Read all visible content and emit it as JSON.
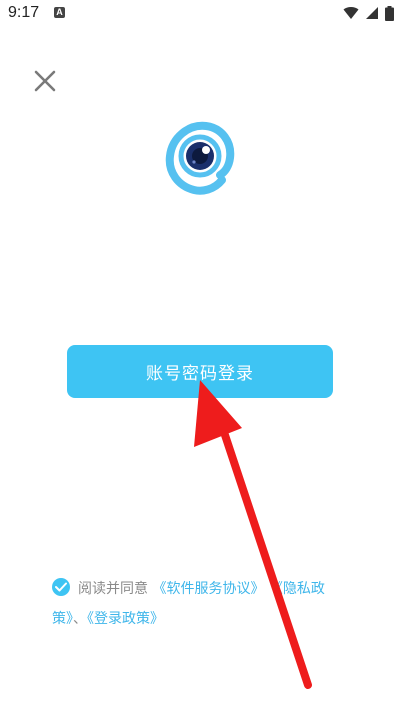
{
  "status_bar": {
    "time": "9:17",
    "notification_icon": "app-notification-icon",
    "icons": [
      "wifi-icon",
      "cellular-signal-icon",
      "battery-icon"
    ]
  },
  "header": {
    "close_icon": "close-icon"
  },
  "logo": {
    "icon": "camera-eye-at-logo",
    "colors": {
      "ring": "#56c1f0",
      "eye": "#1a2f6b"
    }
  },
  "login": {
    "button_label": "账号密码登录",
    "color": "#3ec4f3"
  },
  "agreement": {
    "checked": true,
    "prefix": "阅读并同意",
    "software_link": "《软件服务协议》",
    "privacy_link": "《隐私政策》",
    "separator": "、",
    "login_policy_link": "《登录政策》",
    "link_color": "#3fb6ea"
  },
  "annotation": {
    "type": "arrow",
    "color": "#ee1c1c",
    "points_to": "login-button"
  }
}
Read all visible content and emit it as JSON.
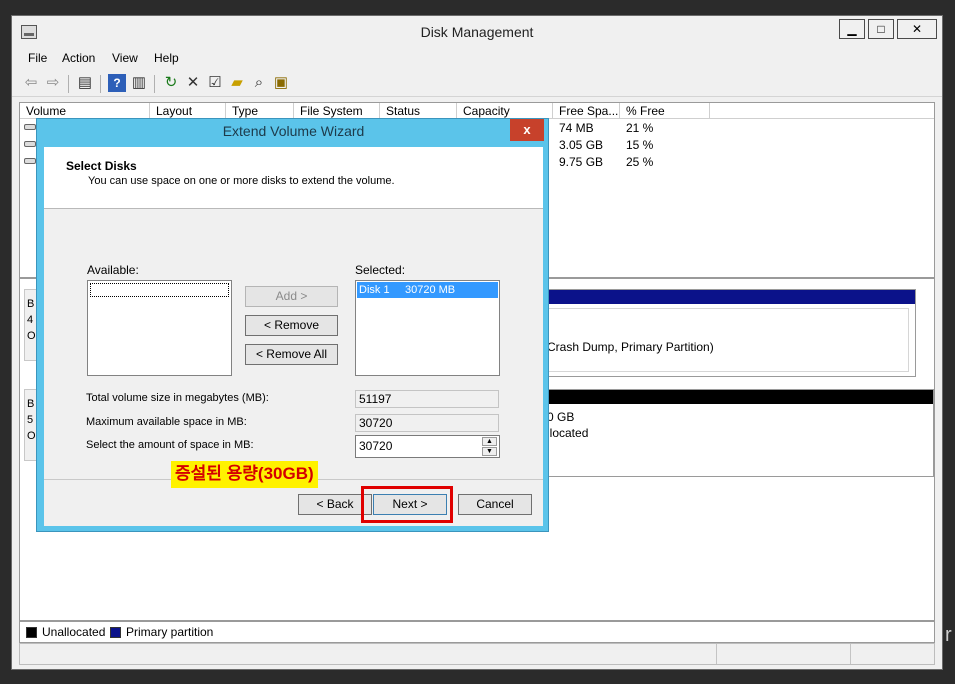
{
  "window": {
    "title": "Disk Management",
    "minimize": "▁",
    "maximize": "□",
    "close": "✕"
  },
  "menu": [
    "File",
    "Action",
    "View",
    "Help"
  ],
  "toolbar": [
    "back-icon",
    "forward-icon",
    "show-hide-console-tree-icon",
    "help-icon",
    "properties-pane-icon",
    "refresh-icon",
    "delete-icon",
    "properties-icon",
    "open-folder-icon",
    "search-icon",
    "rescan-disks-icon"
  ],
  "columns": [
    "Volume",
    "Layout",
    "Type",
    "File System",
    "Status",
    "Capacity",
    "Free Spa...",
    "% Free"
  ],
  "rows": [
    {
      "free": "74 MB",
      "pct": "21 %"
    },
    {
      "free": "3.05 GB",
      "pct": "15 %"
    },
    {
      "free": "9.75 GB",
      "pct": "25 %"
    }
  ],
  "disk_fragments": {
    "d0_lines": [
      "B",
      "4",
      "O"
    ],
    "d0_partition": "Crash Dump, Primary Partition)",
    "d1_lines": [
      "B",
      "5",
      "O"
    ],
    "d1_size": "0 GB",
    "d1_status": "llocated"
  },
  "legend": [
    {
      "label": "Unallocated",
      "color": "#000000"
    },
    {
      "label": "Primary partition",
      "color": "#0b128a"
    }
  ],
  "dialog": {
    "title": "Extend Volume Wizard",
    "close": "x",
    "header_title": "Select Disks",
    "header_desc": "You can use space on one or more disks to extend the volume.",
    "available_label": "Available:",
    "selected_label": "Selected:",
    "selected_items": [
      {
        "disk": "Disk 1",
        "size": "30720 MB"
      }
    ],
    "add_btn": "Add >",
    "remove_btn": "< Remove",
    "remove_all_btn": "< Remove All",
    "total_label": "Total volume size in megabytes (MB):",
    "total_value": "51197",
    "max_label": "Maximum available space in MB:",
    "max_value": "30720",
    "amount_label": "Select the amount of space in MB:",
    "amount_value": "30720",
    "back_btn": "< Back",
    "next_btn": "Next >",
    "cancel_btn": "Cancel"
  },
  "annotation": {
    "text": "증설된 용량(30GB)",
    "highlight": "#fff200",
    "text_color": "#d40000",
    "box_color": "#e00000"
  },
  "accent": {
    "selection": "#3399ff",
    "dialog_frame": "#5bc4ea",
    "primary_partition": "#0b128a"
  },
  "edge_glyph": "r"
}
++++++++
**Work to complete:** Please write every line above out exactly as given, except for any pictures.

**Output:**
Read all visible content and emit it as JSON.
{
  "status_bar": {
    "time": "9:17",
    "notification_icon": "app-notification-icon",
    "icons": [
      "wifi-icon",
      "cellular-signal-icon",
      "battery-icon"
    ]
  },
  "header": {
    "close_icon": "close-icon"
  },
  "logo": {
    "icon": "camera-eye-at-logo",
    "colors": {
      "ring": "#56c1f0",
      "eye": "#1a2f6b"
    }
  },
  "login": {
    "button_label": "账号密码登录",
    "color": "#3ec4f3"
  },
  "agreement": {
    "checked": true,
    "prefix": "阅读并同意",
    "software_link": "《软件服务协议》",
    "privacy_link": "《隐私政策》",
    "separator": "、",
    "login_policy_link": "《登录政策》",
    "link_color": "#3fb6ea"
  },
  "annotation": {
    "type": "arrow",
    "color": "#ee1c1c",
    "points_to": "login-button"
  }
}
Read all visible content and emit it as JSON.
{
  "window": {
    "title": "Disk Management",
    "minimize": "▁",
    "maximize": "□",
    "close": "✕"
  },
  "menu": [
    "File",
    "Action",
    "View",
    "Help"
  ],
  "toolbar": [
    "back-icon",
    "forward-icon",
    "show-hide-console-tree-icon",
    "help-icon",
    "properties-pane-icon",
    "refresh-icon",
    "delete-icon",
    "properties-icon",
    "open-folder-icon",
    "search-icon",
    "rescan-disks-icon"
  ],
  "columns": [
    "Volume",
    "Layout",
    "Type",
    "File System",
    "Status",
    "Capacity",
    "Free Spa...",
    "% Free"
  ],
  "rows": [
    {
      "free": "74 MB",
      "pct": "21 %"
    },
    {
      "free": "3.05 GB",
      "pct": "15 %"
    },
    {
      "free": "9.75 GB",
      "pct": "25 %"
    }
  ],
  "disk_fragments": {
    "d0_lines": [
      "B",
      "4",
      "O"
    ],
    "d0_partition": "Crash Dump, Primary Partition)",
    "d1_lines": [
      "B",
      "5",
      "O"
    ],
    "d1_size": "0 GB",
    "d1_status": "llocated"
  },
  "legend": [
    {
      "label": "Unallocated",
      "color": "#000000"
    },
    {
      "label": "Primary partition",
      "color": "#0b128a"
    }
  ],
  "dialog": {
    "title": "Extend Volume Wizard",
    "close": "x",
    "header_title": "Select Disks",
    "header_desc": "You can use space on one or more disks to extend the volume.",
    "available_label": "Available:",
    "selected_label": "Selected:",
    "selected_items": [
      {
        "disk": "Disk 1",
        "size": "30720 MB"
      }
    ],
    "add_btn": "Add >",
    "remove_btn": "< Remove",
    "remove_all_btn": "< Remove All",
    "total_label": "Total volume size in megabytes (MB):",
    "total_value": "51197",
    "max_label": "Maximum available space in MB:",
    "max_value": "30720",
    "amount_label": "Select the amount of space in MB:",
    "amount_value": "30720",
    "back_btn": "< Back",
    "next_btn": "Next >",
    "cancel_btn": "Cancel"
  },
  "annotation": {
    "text": "증설된 용량(30GB)",
    "highlight": "#fff200",
    "text_color": "#d40000",
    "box_color": "#e00000"
  },
  "accent": {
    "selection": "#3399ff",
    "dialog_frame": "#5bc4ea",
    "primary_partition": "#0b128a"
  },
  "edge_glyph": "r"
}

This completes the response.